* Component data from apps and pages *
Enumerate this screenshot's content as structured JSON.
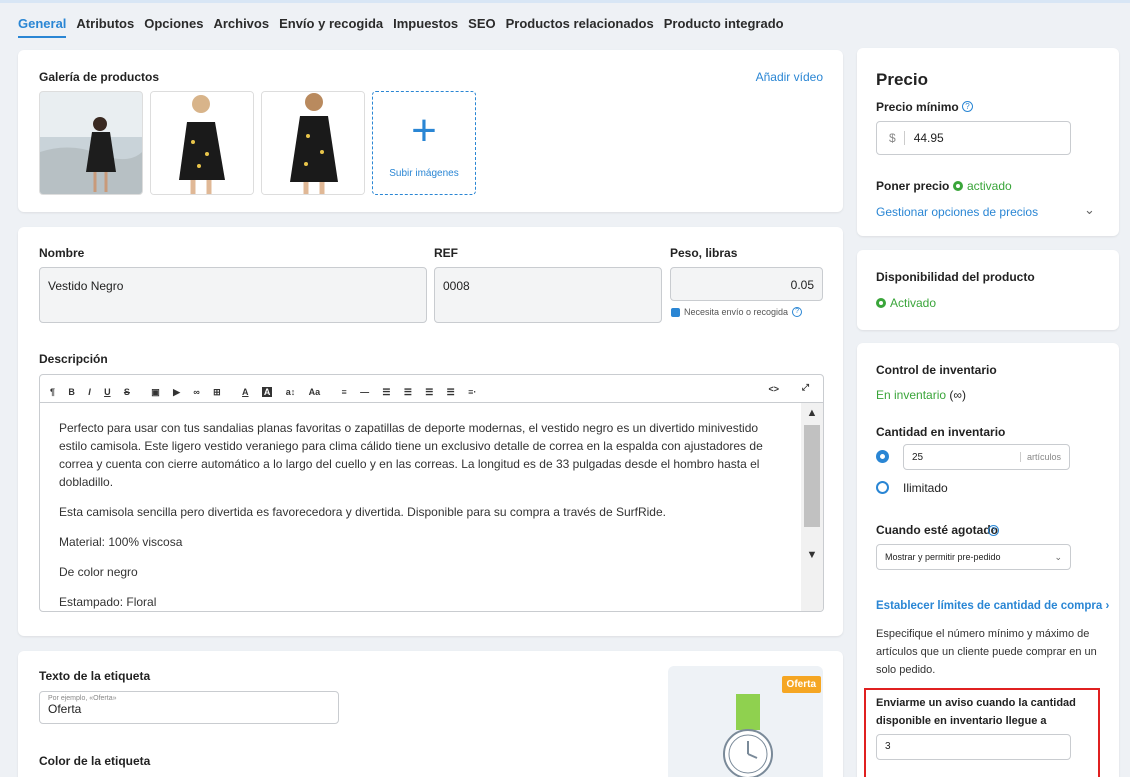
{
  "tabs": [
    "General",
    "Atributos",
    "Opciones",
    "Archivos",
    "Envío y recogida",
    "Impuestos",
    "SEO",
    "Productos relacionados",
    "Producto integrado"
  ],
  "gallery": {
    "title": "Galería de productos",
    "add_video": "Añadir vídeo",
    "upload": "Subir imágenes"
  },
  "fields": {
    "name_label": "Nombre",
    "name_value": "Vestido Negro",
    "ref_label": "REF",
    "ref_value": "0008",
    "weight_label": "Peso, libras",
    "weight_value": "0.05",
    "shipping_checkbox": "Necesita envío o recogida"
  },
  "description": {
    "label": "Descripción",
    "toolbar": [
      "¶",
      "B",
      "I",
      "U",
      "S",
      "▣",
      "▶",
      "∞",
      "⊞",
      "A",
      "A",
      "a↕",
      "Aa",
      "≡",
      "—",
      "☰",
      "☰",
      "☰",
      "☰",
      "≡·"
    ],
    "paragraphs": [
      "Perfecto para usar con tus sandalias planas favoritas o zapatillas de deporte modernas, el vestido negro es un divertido minivestido estilo camisola. Este ligero vestido veraniego para clima cálido tiene un exclusivo detalle de correa en la espalda con ajustadores de correa y cuenta con cierre automático a lo largo del cuello y en las correas. La longitud es de 33 pulgadas desde el hombro hasta el dobladillo.",
      "Esta camisola sencilla pero divertida es favorecedora y divertida. Disponible para su compra a través de SurfRide.",
      "Material: 100% viscosa",
      "De color negro",
      "Estampado: Floral"
    ]
  },
  "label_section": {
    "text_label": "Texto de la etiqueta",
    "placeholder_hint": "Por ejemplo, «Oferta»",
    "value": "Oferta",
    "color_label": "Color de la etiqueta",
    "badge": "Oferta"
  },
  "price": {
    "title": "Precio",
    "min_label": "Precio mínimo",
    "currency": "$",
    "value": "44.95",
    "set_price": "Poner precio",
    "set_price_status": "activado",
    "manage": "Gestionar opciones de precios"
  },
  "availability": {
    "title": "Disponibilidad del producto",
    "status": "Activado"
  },
  "inventory": {
    "control_label": "Control de inventario",
    "in_stock": "En inventario",
    "infinite": "(∞)",
    "qty_label": "Cantidad en inventario",
    "qty_value": "25",
    "qty_unit": "artículos",
    "unlimited": "Ilimitado",
    "out_label": "Cuando esté agotado",
    "out_option": "Mostrar y permitir pre-pedido",
    "limits_link": "Establecer límites de cantidad de compra",
    "limits_desc": "Especifique el número mínimo y máximo de artículos que un cliente puede comprar en un solo pedido.",
    "notify_label": "Enviarme un aviso cuando la cantidad disponible en inventario llegue a",
    "notify_value": "3"
  },
  "colors": {
    "accent": "#2a86d4",
    "green": "#3aa53a",
    "highlight": "#e02020",
    "badge": "#f5a623"
  }
}
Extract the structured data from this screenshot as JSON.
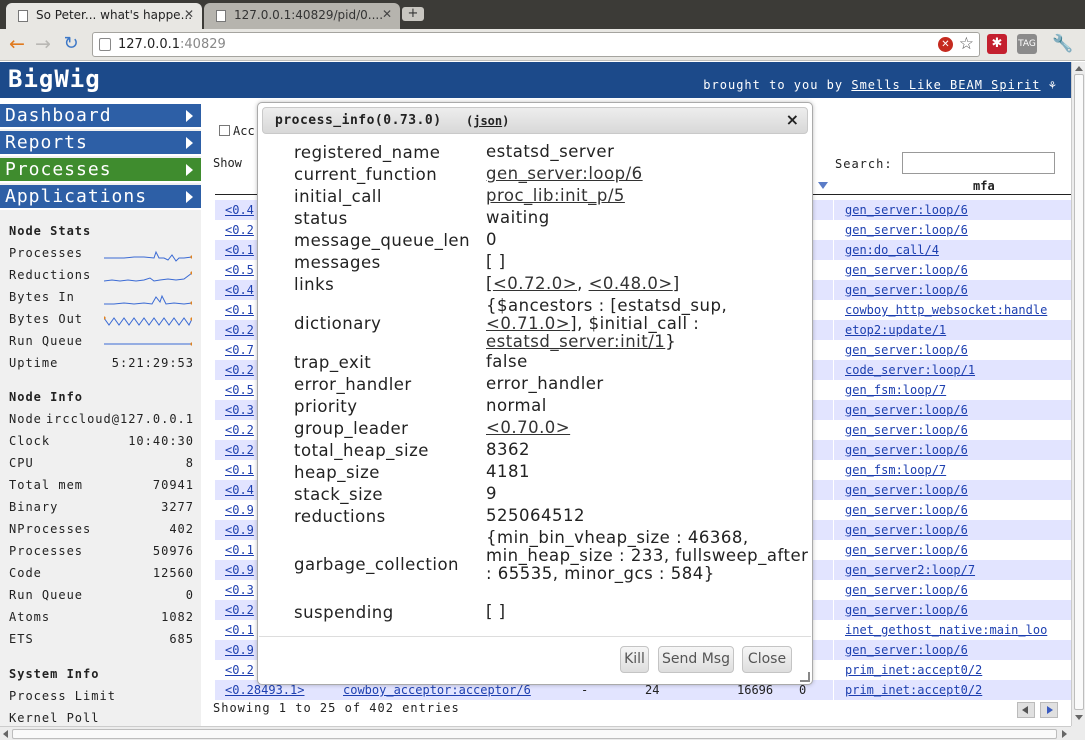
{
  "browser": {
    "tabs": [
      {
        "title": "So Peter... what's happe..."
      },
      {
        "title": "127.0.0.1:40829/pid/0...."
      }
    ],
    "url_host": "127.0.0.1",
    "url_port": ":40829"
  },
  "header": {
    "brand": "BigWig",
    "credit_prefix": "brought to you by",
    "credit_link": "Smells Like BEAM Spirit",
    "credit_icon": "⚘"
  },
  "sidebar": {
    "nav": [
      {
        "label": "Dashboard"
      },
      {
        "label": "Reports"
      },
      {
        "label": "Processes"
      },
      {
        "label": "Applications"
      }
    ],
    "node_stats": {
      "title": "Node Stats",
      "rows": [
        {
          "label": "Processes"
        },
        {
          "label": "Reductions"
        },
        {
          "label": "Bytes In"
        },
        {
          "label": "Bytes Out"
        },
        {
          "label": "Run Queue"
        },
        {
          "label": "Uptime",
          "value": "5:21:29:53"
        }
      ]
    },
    "node_info": {
      "title": "Node Info",
      "rows": [
        {
          "label": "Node",
          "value": "irccloud@127.0.0.1"
        },
        {
          "label": "Clock",
          "value": "10:40:30"
        },
        {
          "label": "CPU",
          "value": "8"
        },
        {
          "label": "Total mem",
          "value": "70941"
        },
        {
          "label": "Binary",
          "value": "3277"
        },
        {
          "label": "NProcesses",
          "value": "402"
        },
        {
          "label": "Processes",
          "value": "50976"
        },
        {
          "label": "Code",
          "value": "12560"
        },
        {
          "label": "Run Queue",
          "value": "0"
        },
        {
          "label": "Atoms",
          "value": "1082"
        },
        {
          "label": "ETS",
          "value": "685"
        }
      ]
    },
    "system_info": {
      "title": "System Info",
      "rows": [
        {
          "label": "Process Limit"
        },
        {
          "label": "Kernel Poll"
        }
      ]
    }
  },
  "main": {
    "accumulate_label": "Acc",
    "show_label": "Show",
    "search_label": "Search:",
    "mfa_header": "mfa",
    "rows": [
      {
        "pid": "<0.4",
        "mfa": "gen_server:loop/6"
      },
      {
        "pid": "<0.2",
        "mfa": "gen_server:loop/6"
      },
      {
        "pid": "<0.1",
        "mfa": "gen:do_call/4"
      },
      {
        "pid": "<0.5",
        "mfa": "gen_server:loop/6"
      },
      {
        "pid": "<0.4",
        "mfa": "gen_server:loop/6"
      },
      {
        "pid": "<0.1",
        "mfa": "cowboy_http_websocket:handle"
      },
      {
        "pid": "<0.2",
        "mfa": "etop2:update/1"
      },
      {
        "pid": "<0.7",
        "mfa": "gen_server:loop/6"
      },
      {
        "pid": "<0.2",
        "mfa": "code_server:loop/1"
      },
      {
        "pid": "<0.5",
        "mfa": "gen_fsm:loop/7"
      },
      {
        "pid": "<0.3",
        "mfa": "gen_server:loop/6"
      },
      {
        "pid": "<0.2",
        "mfa": "gen_server:loop/6"
      },
      {
        "pid": "<0.2",
        "mfa": "gen_server:loop/6"
      },
      {
        "pid": "<0.1",
        "mfa": "gen_fsm:loop/7"
      },
      {
        "pid": "<0.4",
        "mfa": "gen_server:loop/6"
      },
      {
        "pid": "<0.9",
        "mfa": "gen_server:loop/6"
      },
      {
        "pid": "<0.9",
        "mfa": "gen_server:loop/6"
      },
      {
        "pid": "<0.1",
        "mfa": "gen_server:loop/6"
      },
      {
        "pid": "<0.9",
        "mfa": "gen_server2:loop/7"
      },
      {
        "pid": "<0.3",
        "mfa": "gen_server:loop/6"
      },
      {
        "pid": "<0.2",
        "mfa": "gen_server:loop/6"
      },
      {
        "pid": "<0.1",
        "mfa": "inet_gethost_native:main_loo"
      },
      {
        "pid": "<0.9",
        "mfa": "gen_server:loop/6"
      },
      {
        "pid": "<0.2",
        "mfa": "prim_inet:accept0/2"
      }
    ],
    "last_row": {
      "pid": "<0.28493.1>",
      "current_function": "cowboy_acceptor:acceptor/6",
      "c3": "-",
      "c4": "24",
      "c5": "16696",
      "c6": "0",
      "mfa": "prim_inet:accept0/2"
    },
    "showing_text": "Showing 1 to 25 of 402 entries"
  },
  "dialog": {
    "title": "process_info(0.73.0)",
    "json_link": "(json)",
    "close_glyph": "×",
    "fields": {
      "registered_name": {
        "key": "registered_name",
        "value": "estatsd_server"
      },
      "current_function": {
        "key": "current_function",
        "value": "gen_server:loop/6"
      },
      "initial_call": {
        "key": "initial_call",
        "value": "proc_lib:init_p/5"
      },
      "status": {
        "key": "status",
        "value": "waiting"
      },
      "message_queue_len": {
        "key": "message_queue_len",
        "value": "0"
      },
      "messages": {
        "key": "messages",
        "value": "[ ]"
      },
      "links": {
        "key": "links",
        "open": "[",
        "link1": "<0.72.0>",
        "comma": ", ",
        "link2": "<0.48.0>",
        "close": "]"
      },
      "dictionary": {
        "key": "dictionary",
        "part1": "{$ancestors : [estatsd_sup,",
        "link1": "<0.71.0>",
        "part2": "], $initial_call :",
        "link2": "estatsd_server:init/1",
        "part3": "}"
      },
      "trap_exit": {
        "key": "trap_exit",
        "value": "false"
      },
      "error_handler": {
        "key": "error_handler",
        "value": "error_handler"
      },
      "priority": {
        "key": "priority",
        "value": "normal"
      },
      "group_leader": {
        "key": "group_leader",
        "value": "<0.70.0>"
      },
      "total_heap_size": {
        "key": "total_heap_size",
        "value": "8362"
      },
      "heap_size": {
        "key": "heap_size",
        "value": "4181"
      },
      "stack_size": {
        "key": "stack_size",
        "value": "9"
      },
      "reductions": {
        "key": "reductions",
        "value": "525064512"
      },
      "garbage_collection": {
        "key": "garbage_collection",
        "value": "{min_bin_vheap_size : 46368, min_heap_size : 233, fullsweep_after : 65535, minor_gcs : 584}"
      },
      "suspending": {
        "key": "suspending",
        "value": "[ ]"
      }
    },
    "buttons": {
      "kill": "Kill",
      "send_msg": "Send Msg",
      "close": "Close"
    }
  },
  "colors": {
    "header_blue": "#1c4a8a",
    "nav_blue": "#2d5fa6",
    "nav_active_green": "#3f8c2e",
    "link_blue": "#1d3fb0",
    "row_stripe": "#e2e4ff"
  },
  "icons": {
    "back": "back-arrow-icon",
    "forward": "forward-arrow-icon",
    "reload": "reload-icon",
    "star": "bookmark-star-icon",
    "wrench": "wrench-menu-icon"
  }
}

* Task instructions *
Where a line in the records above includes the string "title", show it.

* Answer box *
    "title": "Galería de productos",
    "title": "Precio",
    "title": "Disponibilidad del producto",
        "title": "So Peter... what's happe..."
        "title": "127.0.0.1:40829/pid/0...."
      "title": "Node Stats",
      "title": "Node Info",
      "title": "System Info",
    "title": "process_info(0.73.0)",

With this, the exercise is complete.